Friday, October 10, 2008
Jim Rogers was on Bloomberg this morning. When pressed for solutions to the current crisis (rather than critiques of its handling so far), he had some interesting comments.
This discussion really strikes at the heart of the current dilemma - do you try to lessen the impact of the current meltdown in an attempt to insure you'll avoid another Great Depression, or, do you just let markets do what they want to do and then pick up the pieces and start over?
Slower with less pain or fast and painful? Obviously, Rogers favors the latter:
I would tell you what has always worked throughout history and I'll tell you what has always not worked.When asked about letting banks collapse one by one, this reply came:
The Japanese tried this in the 90s, they kept putting band-aids on and they wouldn't let people fail. You remember the term "zombie" companies, "zombie" banks? Well it's eighteen years later and the Japanese stock market is still down over 75 percent. They talk about the 90s as a lost decade.
America tried it in the 70s - they wouldn't let anybody fail. We had one of the worst economic decades in American history - high interest rates, high inflation, a collapsing currency. It didn't work.
Korea in the 90s, took a hit. They had a horrible two or three years but, since then, they've been one of the most rapidly growing economies in the world. The Russians took a horrible hit - since then, they've been one of the most rapidly growing economies in the world.
This is not politics, this is not philosophy. I'm telling you what has worked throughout history and what has not worked throughout history.
Look it up.

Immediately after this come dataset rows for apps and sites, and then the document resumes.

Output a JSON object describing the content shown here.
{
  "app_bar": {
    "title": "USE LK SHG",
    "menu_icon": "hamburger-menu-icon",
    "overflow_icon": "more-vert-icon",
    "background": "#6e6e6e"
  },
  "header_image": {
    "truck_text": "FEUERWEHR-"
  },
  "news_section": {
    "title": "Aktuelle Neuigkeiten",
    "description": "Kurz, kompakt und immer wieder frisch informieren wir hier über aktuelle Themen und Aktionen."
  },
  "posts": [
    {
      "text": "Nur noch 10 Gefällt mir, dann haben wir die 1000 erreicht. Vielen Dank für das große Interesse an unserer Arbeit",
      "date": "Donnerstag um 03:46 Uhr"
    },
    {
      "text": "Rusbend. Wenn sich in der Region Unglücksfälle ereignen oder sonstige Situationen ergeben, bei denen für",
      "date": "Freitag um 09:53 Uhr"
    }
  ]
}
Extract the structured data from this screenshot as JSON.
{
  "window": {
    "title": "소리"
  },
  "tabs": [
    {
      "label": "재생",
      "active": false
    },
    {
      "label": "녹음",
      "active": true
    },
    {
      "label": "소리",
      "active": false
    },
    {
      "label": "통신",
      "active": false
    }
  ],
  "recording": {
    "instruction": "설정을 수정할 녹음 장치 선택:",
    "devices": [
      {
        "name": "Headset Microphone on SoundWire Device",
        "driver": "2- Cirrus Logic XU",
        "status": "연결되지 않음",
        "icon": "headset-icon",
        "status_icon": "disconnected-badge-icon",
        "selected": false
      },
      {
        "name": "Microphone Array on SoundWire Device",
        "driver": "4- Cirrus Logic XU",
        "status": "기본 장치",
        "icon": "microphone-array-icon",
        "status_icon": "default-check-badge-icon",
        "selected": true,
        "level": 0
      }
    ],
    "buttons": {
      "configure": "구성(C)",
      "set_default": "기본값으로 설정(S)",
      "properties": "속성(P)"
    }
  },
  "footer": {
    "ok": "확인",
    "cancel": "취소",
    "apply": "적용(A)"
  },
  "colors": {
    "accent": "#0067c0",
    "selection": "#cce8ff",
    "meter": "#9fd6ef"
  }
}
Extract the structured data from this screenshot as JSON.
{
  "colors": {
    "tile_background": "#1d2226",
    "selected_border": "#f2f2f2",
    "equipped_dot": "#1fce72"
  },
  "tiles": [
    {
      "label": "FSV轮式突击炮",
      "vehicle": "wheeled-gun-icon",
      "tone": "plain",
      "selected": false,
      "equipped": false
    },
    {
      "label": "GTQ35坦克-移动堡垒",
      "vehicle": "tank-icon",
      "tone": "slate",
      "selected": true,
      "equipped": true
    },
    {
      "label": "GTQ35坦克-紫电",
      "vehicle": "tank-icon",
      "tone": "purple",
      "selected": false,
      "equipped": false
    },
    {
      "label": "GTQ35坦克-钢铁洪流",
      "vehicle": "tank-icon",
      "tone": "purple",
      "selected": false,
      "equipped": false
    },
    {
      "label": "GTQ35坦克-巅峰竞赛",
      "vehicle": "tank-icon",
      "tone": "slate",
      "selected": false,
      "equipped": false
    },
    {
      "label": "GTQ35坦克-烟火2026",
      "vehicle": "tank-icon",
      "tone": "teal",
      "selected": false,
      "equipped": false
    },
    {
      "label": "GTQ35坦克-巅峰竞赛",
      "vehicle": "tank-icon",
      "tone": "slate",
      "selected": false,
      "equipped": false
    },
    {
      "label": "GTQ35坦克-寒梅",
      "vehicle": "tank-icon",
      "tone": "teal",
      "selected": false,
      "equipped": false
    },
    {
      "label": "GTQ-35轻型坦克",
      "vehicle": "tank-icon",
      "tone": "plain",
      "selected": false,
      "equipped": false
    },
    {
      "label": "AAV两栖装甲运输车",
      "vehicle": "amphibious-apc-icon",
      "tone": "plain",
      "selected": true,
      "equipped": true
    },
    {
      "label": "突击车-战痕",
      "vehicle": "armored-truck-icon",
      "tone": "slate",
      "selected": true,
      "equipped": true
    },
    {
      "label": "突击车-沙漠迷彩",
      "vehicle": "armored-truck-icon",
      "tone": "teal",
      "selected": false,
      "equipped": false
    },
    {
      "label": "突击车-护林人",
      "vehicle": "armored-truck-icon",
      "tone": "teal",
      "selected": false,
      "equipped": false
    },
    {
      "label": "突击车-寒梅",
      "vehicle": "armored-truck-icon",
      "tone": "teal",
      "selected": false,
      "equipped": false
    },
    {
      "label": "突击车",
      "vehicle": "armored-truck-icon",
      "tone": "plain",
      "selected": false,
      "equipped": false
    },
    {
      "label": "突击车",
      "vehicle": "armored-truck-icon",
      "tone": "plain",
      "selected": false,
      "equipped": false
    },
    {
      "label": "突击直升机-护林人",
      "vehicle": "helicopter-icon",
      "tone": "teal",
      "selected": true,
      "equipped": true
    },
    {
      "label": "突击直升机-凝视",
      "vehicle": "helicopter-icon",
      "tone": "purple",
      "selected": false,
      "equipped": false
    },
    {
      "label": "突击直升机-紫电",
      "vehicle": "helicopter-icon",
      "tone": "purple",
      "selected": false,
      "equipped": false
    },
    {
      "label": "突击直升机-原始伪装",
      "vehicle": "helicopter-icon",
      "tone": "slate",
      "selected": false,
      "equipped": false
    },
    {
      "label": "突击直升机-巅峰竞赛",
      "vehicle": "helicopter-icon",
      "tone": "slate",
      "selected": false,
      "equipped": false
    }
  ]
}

Let 'em fail two by two or three by three. I mean, what is this? Banks have been failing since the beginning of time and they're probably going to fail again until the end of time.He also noted that the current recession is going to be the worst since World War II.
The way it's always worked successfully has been, let the incompetent fail and the competent people - banks, mainly in this case - take over the incompetent banks and everybody starts over.
Yeah, you have a very bad year or two but we've had the worst excesses in the credit market we've had in world history. Never before in world history have people been able to buy a house with no money down, and many of them bought four or five houses with no money down and no jobs, and then the bankers were saying, "This is fun, let's do it with car loans, student loans, credit card loans".
We've had horrible excesses -this has to be cleaned out.
The video is in high demand at the moment, so good luck getting it to play.